Ali was a victim of circumstancial evidenses [sic] cleverly planted by the real culprit who is still at large. None of Ali's witnesses appeared in the court to prove his alibi. My own testimony against him sealed his fate. I want to request to the Korean Government to give him one more fair trial which I'm sure is not too much to ask when an innocent life is at stake.
Indeed he may have been a victim of circumstantial evidence, but let's not forget that it was Sammy who implicated him.
What people close to the case are looking for now are donors and for people interested in looking into this case. Again from the Gwangju News article:
In discussing the deposition with others the most immediate concern was that Khan’s lack of legal representation constituted a human rights abuse, and from this realization came the beginning of a campaign, that simply aims for Khan to receive a fair trial with the proper legal representation.
In addition to trying to get a fair trial, they're also concerned about his mental well-being. From an email from O'Donnell forwarded to me on Facebook:
Things have moved on with Ali and I, together with two [Gwangju International Center] interns, visited him on Tuesday. I'm now gravely worried about him. He is incredibly depressed and, even though we had twenty minutes this time (weekday privileges?!) my only lasting impression is a deep deep depression and an inability to hold his concentration for very long when in conversation with someone.
He veers between talking of God/ suicide/ mental and physical stress, and also the thought of going back to Pakistan, IF he can be released, no longer seems to hold any appeal. He's also very confused by the medical examinations he was given last month, and the absence of the results of them being given to him.
People close to the case are also looking to spread the word to as many people as possible, and have presumably also sent the same message to other bloggers. Again from the Facebook message:
I'll also send it onto Brian Deutsch and a number of other bloggers to see if we find someone charitable enough who's happy to receive all the documents we have that prove how his case was so massively bungled.

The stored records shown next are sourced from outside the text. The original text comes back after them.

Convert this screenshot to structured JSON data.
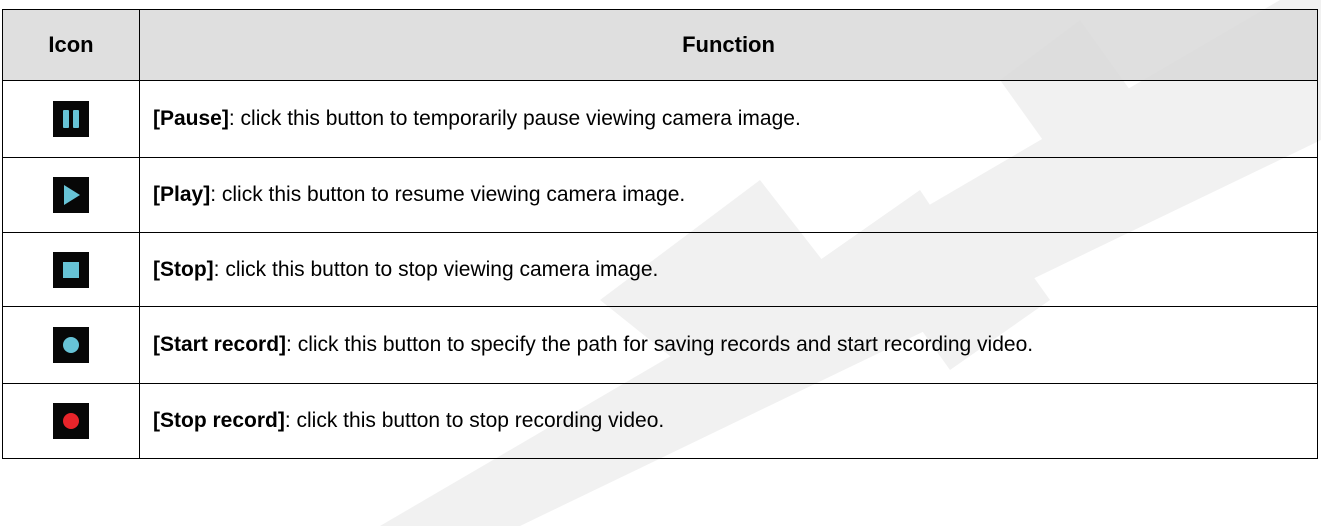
{
  "table": {
    "headers": {
      "icon": "Icon",
      "function": "Function"
    },
    "rows": [
      {
        "icon": "pause-icon",
        "term": "[Pause]",
        "description": ": click this button to temporarily pause viewing camera image."
      },
      {
        "icon": "play-icon",
        "term": "[Play]",
        "description": ": click this button to resume viewing camera image."
      },
      {
        "icon": "stop-icon",
        "term": "[Stop]",
        "description": ": click this button to stop viewing camera image."
      },
      {
        "icon": "start-record-icon",
        "term": "[Start record]",
        "description": ": click this button to specify the path for saving records and start recording video."
      },
      {
        "icon": "stop-record-icon",
        "term": "[Stop record]",
        "description": ": click this button to stop recording video."
      }
    ]
  },
  "colors": {
    "icon_background": "#070707",
    "icon_blue": "#67c3d6",
    "record_red": "#e8242a",
    "header_background": "#d9d9d9",
    "watermark": "#f1f1f1"
  }
}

I've forwarded this to a couple people I know will give it proper attention, and I'm sure awareness will increase with this post, with the interview with O'Donnell on Michael Simning's GFN program on Friday morning, and with any coverage it gets in the local press, blogs, and messageboards. And while we all know examples of bad Korean policework, uncooperative authorities, and minorities getting screwed, what also needs to be proven I think is if this was in fact "so massively bungled" or just the consequence of notoriously-lazy cops not following-up on a liar.
The Gwangju News article concludes with:
From corresponding and visiting with Ali, what is probably the most positive lesson to be learned (and please feel free to send letters to Ali by all means) is that he does not blame the authorities, he does not blame the police, he does not blame Salamat, and, as a foreigner, he does not blame Koreans or Korean culture. He simply hopes to someday be free. Ali Khan has now been in prison for five years.
And includes his address.
Ali Khan (#3390)
P.O. Box 136
Yuseong-gu, Daejeon City
From the GFN interview Friday morning comes word of a "Justice for Ali Khan Bike Ride" from Gwangju to Daejeon---part of a larger ride across the country---on July 7th through 9th. More information is supposedly available via the Gwangju International Center at gwangjuic[at]gmail.com, and any details I get will be posted here as well.